▸ ACTIVITY: The answer must consist of every line in the records below that contains the string "content".

▸ Dataset items:
>>>>>

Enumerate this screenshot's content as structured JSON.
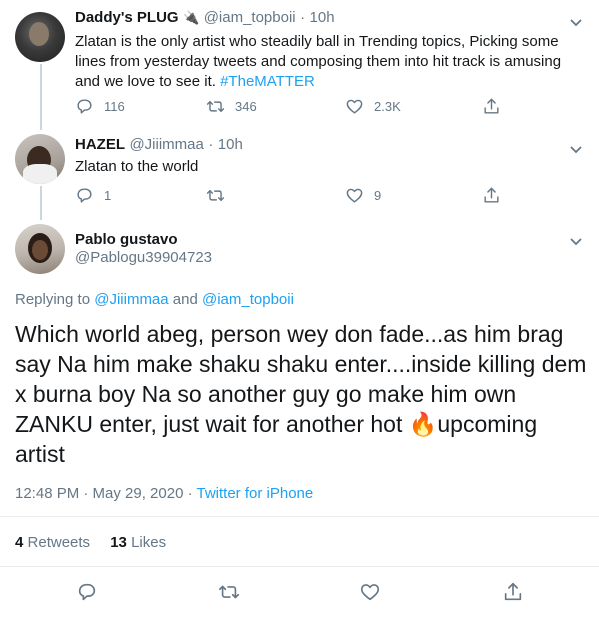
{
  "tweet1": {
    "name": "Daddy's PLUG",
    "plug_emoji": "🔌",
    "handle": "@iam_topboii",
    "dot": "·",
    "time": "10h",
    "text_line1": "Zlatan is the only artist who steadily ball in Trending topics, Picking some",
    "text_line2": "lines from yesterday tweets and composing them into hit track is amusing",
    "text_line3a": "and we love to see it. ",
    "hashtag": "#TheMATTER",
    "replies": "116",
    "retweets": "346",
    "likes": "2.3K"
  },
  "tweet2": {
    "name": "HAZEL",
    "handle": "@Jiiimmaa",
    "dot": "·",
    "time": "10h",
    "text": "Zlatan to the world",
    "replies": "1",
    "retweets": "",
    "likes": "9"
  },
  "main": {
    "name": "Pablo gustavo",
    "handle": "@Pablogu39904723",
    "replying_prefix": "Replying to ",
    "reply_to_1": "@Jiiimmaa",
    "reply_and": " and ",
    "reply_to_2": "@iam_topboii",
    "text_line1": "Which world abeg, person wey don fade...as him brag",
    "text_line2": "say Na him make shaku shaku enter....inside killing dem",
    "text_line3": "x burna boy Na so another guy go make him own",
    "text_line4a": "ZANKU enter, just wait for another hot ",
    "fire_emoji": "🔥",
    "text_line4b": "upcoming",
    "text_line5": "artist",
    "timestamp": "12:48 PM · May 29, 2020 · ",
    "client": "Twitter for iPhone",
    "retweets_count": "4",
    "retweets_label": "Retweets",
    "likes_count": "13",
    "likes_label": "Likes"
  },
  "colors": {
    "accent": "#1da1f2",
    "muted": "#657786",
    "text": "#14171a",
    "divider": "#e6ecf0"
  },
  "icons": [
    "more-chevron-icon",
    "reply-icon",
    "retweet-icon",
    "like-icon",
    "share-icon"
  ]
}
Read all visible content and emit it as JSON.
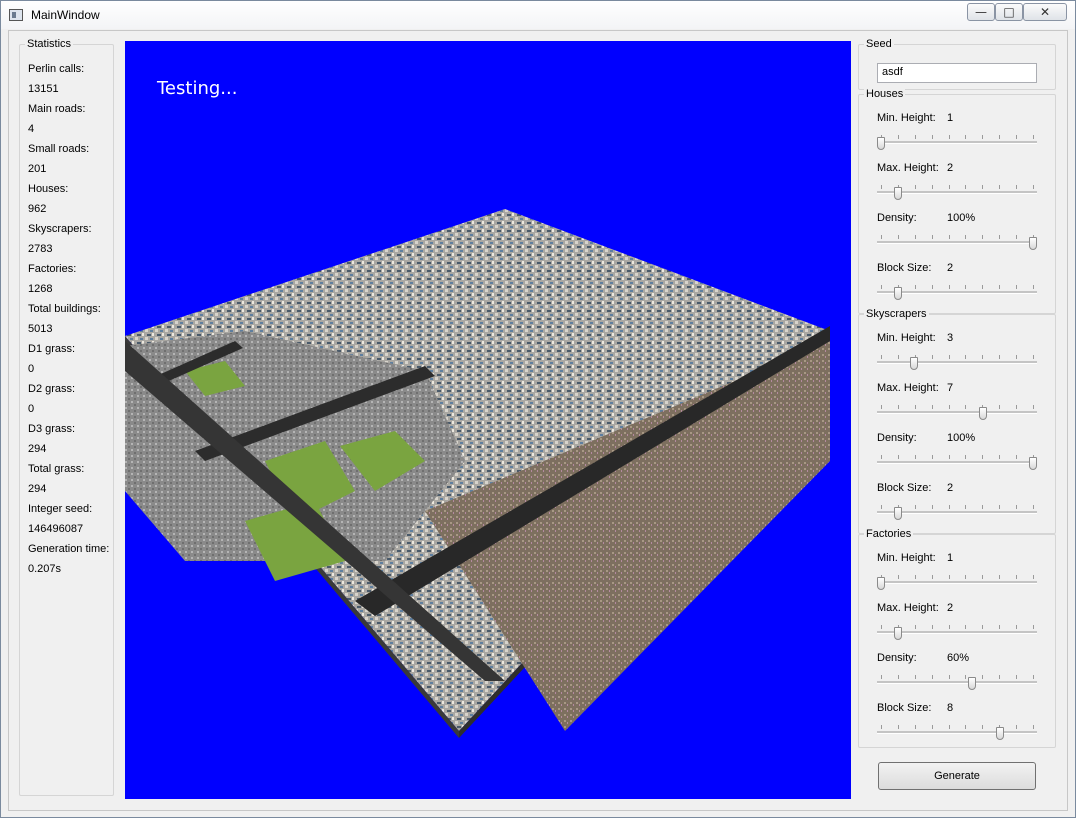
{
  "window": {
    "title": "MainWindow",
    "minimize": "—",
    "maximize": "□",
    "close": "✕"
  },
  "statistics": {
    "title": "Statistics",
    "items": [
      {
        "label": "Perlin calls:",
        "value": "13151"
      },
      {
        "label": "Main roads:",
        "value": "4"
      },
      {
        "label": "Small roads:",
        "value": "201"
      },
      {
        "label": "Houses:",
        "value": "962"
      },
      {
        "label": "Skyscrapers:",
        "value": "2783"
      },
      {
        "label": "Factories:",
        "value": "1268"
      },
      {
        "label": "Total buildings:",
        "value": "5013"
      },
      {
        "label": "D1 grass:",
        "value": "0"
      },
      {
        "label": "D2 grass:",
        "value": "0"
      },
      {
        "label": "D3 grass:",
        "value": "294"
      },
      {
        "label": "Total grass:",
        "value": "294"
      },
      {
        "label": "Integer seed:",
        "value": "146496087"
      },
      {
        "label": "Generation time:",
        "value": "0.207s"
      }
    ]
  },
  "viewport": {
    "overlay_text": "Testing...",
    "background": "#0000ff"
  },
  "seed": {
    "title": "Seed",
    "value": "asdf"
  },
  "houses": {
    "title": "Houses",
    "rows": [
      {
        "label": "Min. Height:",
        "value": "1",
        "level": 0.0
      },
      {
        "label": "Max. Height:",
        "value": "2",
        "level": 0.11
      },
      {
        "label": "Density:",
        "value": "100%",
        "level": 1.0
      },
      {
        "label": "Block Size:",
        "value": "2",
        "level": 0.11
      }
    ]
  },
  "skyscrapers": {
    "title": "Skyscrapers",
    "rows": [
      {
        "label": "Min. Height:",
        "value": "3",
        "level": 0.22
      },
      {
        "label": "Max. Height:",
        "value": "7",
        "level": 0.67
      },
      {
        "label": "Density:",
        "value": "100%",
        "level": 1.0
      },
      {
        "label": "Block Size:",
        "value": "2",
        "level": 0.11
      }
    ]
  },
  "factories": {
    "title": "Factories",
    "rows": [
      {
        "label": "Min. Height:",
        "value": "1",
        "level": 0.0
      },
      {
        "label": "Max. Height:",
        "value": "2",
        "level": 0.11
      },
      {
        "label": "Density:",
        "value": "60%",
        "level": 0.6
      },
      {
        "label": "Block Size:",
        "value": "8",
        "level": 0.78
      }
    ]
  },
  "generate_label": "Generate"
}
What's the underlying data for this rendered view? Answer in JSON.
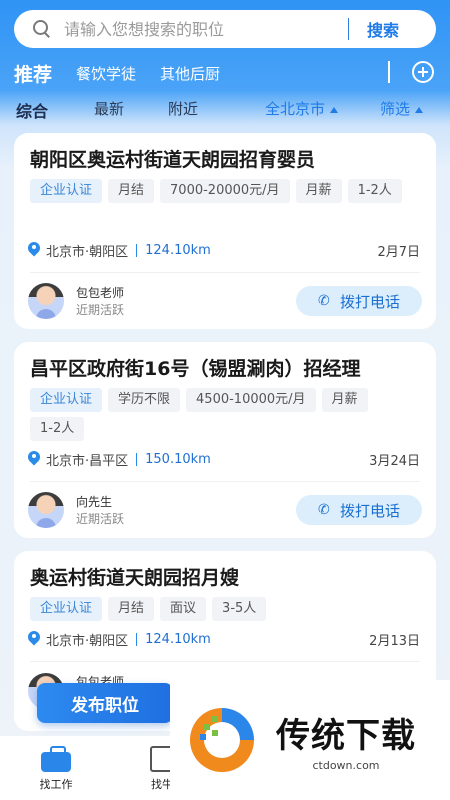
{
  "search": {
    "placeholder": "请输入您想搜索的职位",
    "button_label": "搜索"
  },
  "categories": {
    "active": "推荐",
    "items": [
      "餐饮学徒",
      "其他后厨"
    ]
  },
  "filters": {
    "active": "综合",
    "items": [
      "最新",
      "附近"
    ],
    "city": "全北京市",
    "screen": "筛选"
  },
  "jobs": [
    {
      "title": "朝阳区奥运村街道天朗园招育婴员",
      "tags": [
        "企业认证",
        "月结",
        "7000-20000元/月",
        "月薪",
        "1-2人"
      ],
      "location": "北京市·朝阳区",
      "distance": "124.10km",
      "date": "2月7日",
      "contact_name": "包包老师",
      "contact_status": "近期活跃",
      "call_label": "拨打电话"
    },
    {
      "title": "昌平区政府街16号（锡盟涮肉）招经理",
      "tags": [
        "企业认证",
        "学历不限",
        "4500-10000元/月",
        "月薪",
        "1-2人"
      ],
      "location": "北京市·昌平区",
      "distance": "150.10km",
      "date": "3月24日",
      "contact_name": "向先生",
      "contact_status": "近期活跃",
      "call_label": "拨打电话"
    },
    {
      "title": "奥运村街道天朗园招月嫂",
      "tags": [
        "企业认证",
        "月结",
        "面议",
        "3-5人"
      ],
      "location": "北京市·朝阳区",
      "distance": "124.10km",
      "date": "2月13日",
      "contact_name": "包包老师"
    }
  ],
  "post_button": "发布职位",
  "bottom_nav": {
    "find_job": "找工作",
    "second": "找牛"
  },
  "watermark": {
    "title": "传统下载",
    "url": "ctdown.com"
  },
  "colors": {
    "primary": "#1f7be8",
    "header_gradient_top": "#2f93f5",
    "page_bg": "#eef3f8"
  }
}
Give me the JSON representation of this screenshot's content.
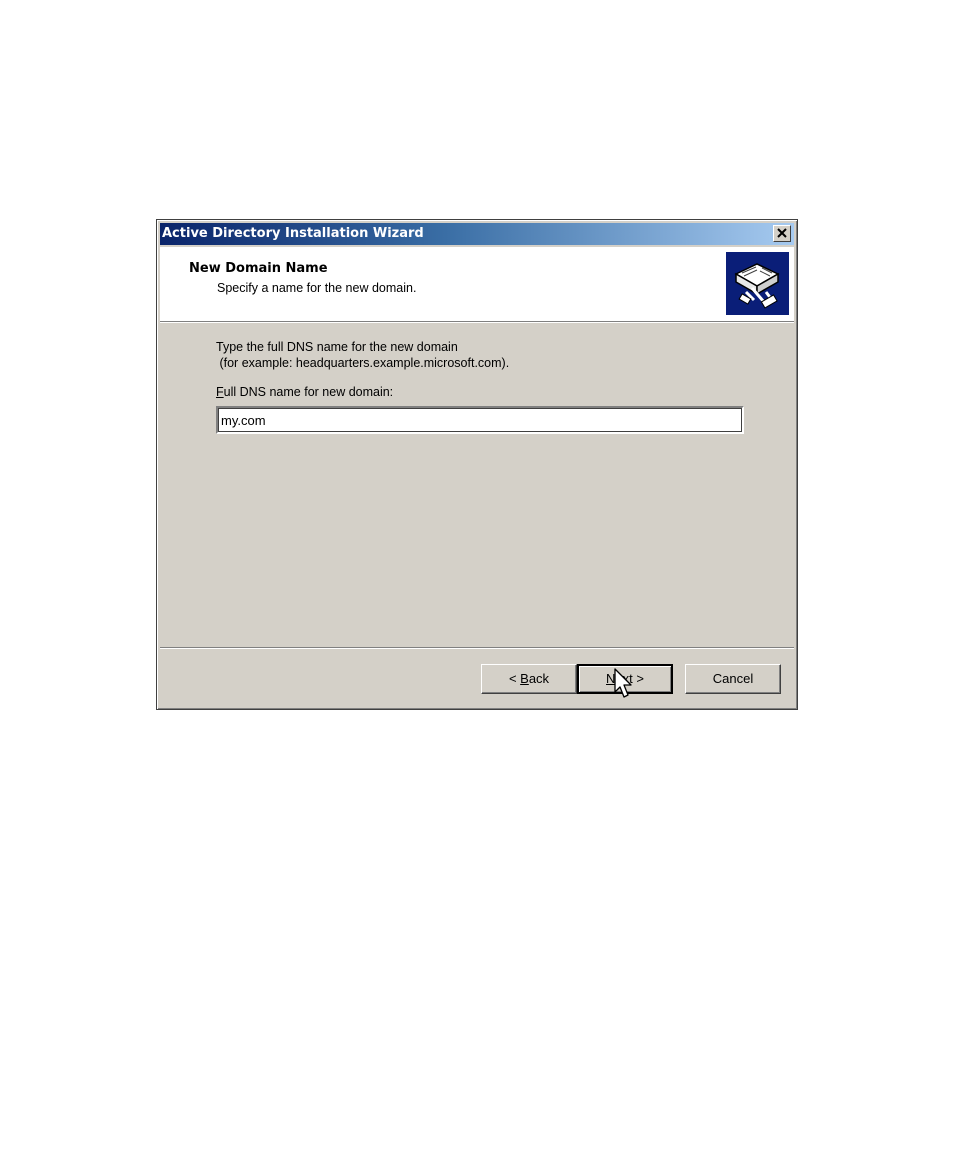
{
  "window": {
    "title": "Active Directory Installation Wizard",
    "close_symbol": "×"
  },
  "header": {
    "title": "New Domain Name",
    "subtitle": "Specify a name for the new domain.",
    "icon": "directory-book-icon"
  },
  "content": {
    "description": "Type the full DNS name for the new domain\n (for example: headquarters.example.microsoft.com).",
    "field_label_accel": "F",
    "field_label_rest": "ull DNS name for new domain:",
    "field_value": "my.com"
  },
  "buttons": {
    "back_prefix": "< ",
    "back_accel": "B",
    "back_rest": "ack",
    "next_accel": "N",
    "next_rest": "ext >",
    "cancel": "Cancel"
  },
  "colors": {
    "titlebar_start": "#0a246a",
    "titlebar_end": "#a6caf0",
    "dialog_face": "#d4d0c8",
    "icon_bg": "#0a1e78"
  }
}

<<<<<

▸ ANSWER SECTION:
Enumerate this screenshot's content as structured JSON.
Read all visible content and emit it as JSON.
Give me the JSON representation of this screenshot's content.
  "content": {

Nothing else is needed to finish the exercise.